[Data records for software interfaces]
----
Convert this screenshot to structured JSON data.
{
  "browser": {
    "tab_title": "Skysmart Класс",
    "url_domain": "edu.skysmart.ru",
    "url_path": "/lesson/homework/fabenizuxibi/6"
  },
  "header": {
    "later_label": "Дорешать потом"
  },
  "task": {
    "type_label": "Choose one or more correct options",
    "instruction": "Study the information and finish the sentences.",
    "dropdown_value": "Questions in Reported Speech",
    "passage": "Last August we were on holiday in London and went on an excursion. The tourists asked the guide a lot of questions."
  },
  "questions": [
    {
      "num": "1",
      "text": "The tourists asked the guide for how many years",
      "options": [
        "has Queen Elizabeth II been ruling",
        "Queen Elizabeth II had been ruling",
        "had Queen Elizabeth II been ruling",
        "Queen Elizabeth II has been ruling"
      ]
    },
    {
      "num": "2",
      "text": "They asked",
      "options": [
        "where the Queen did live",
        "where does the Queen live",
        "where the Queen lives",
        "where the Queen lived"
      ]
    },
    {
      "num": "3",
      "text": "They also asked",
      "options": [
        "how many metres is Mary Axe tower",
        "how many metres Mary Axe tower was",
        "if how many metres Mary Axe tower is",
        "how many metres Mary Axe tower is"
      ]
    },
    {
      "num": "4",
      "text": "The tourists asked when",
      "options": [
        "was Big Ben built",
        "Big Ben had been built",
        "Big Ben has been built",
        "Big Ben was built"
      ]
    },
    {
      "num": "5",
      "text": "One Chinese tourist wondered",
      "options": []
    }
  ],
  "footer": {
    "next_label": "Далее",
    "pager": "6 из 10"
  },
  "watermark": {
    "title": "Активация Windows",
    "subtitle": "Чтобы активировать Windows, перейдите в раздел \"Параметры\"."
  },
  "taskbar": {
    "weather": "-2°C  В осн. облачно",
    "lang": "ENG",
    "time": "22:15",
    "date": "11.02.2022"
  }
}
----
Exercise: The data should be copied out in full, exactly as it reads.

Written response:
Convert this screenshot to structured JSON data.
{
  "browser": {
    "tab_title": "Skysmart Класс",
    "url_domain": "edu.skysmart.ru",
    "url_path": "/lesson/homework/fabenizuxibi/6"
  },
  "header": {
    "later_label": "Дорешать потом"
  },
  "task": {
    "type_label": "Choose one or more correct options",
    "instruction": "Study the information and finish the sentences.",
    "dropdown_value": "Questions in Reported Speech",
    "passage": "Last August we were on holiday in London and went on an excursion. The tourists asked the guide a lot of questions."
  },
  "questions": [
    {
      "num": "1",
      "text": "The tourists asked the guide for how many years",
      "options": [
        "has Queen Elizabeth II been ruling",
        "Queen Elizabeth II had been ruling",
        "had Queen Elizabeth II been ruling",
        "Queen Elizabeth II has been ruling"
      ]
    },
    {
      "num": "2",
      "text": "They asked",
      "options": [
        "where the Queen did live",
        "where does the Queen live",
        "where the Queen lives",
        "where the Queen lived"
      ]
    },
    {
      "num": "3",
      "text": "They also asked",
      "options": [
        "how many metres is Mary Axe tower",
        "how many metres Mary Axe tower was",
        "if how many metres Mary Axe tower is",
        "how many metres Mary Axe tower is"
      ]
    },
    {
      "num": "4",
      "text": "The tourists asked when",
      "options": [
        "was Big Ben built",
        "Big Ben had been built",
        "Big Ben has been built",
        "Big Ben was built"
      ]
    },
    {
      "num": "5",
      "text": "One Chinese tourist wondered",
      "options": []
    }
  ],
  "footer": {
    "next_label": "Далее",
    "pager": "6 из 10"
  },
  "watermark": {
    "title": "Активация Windows",
    "subtitle": "Чтобы активировать Windows, перейдите в раздел \"Параметры\"."
  },
  "taskbar": {
    "weather": "-2°C  В осн. облачно",
    "lang": "ENG",
    "time": "22:15",
    "date": "11.02.2022"
  }
}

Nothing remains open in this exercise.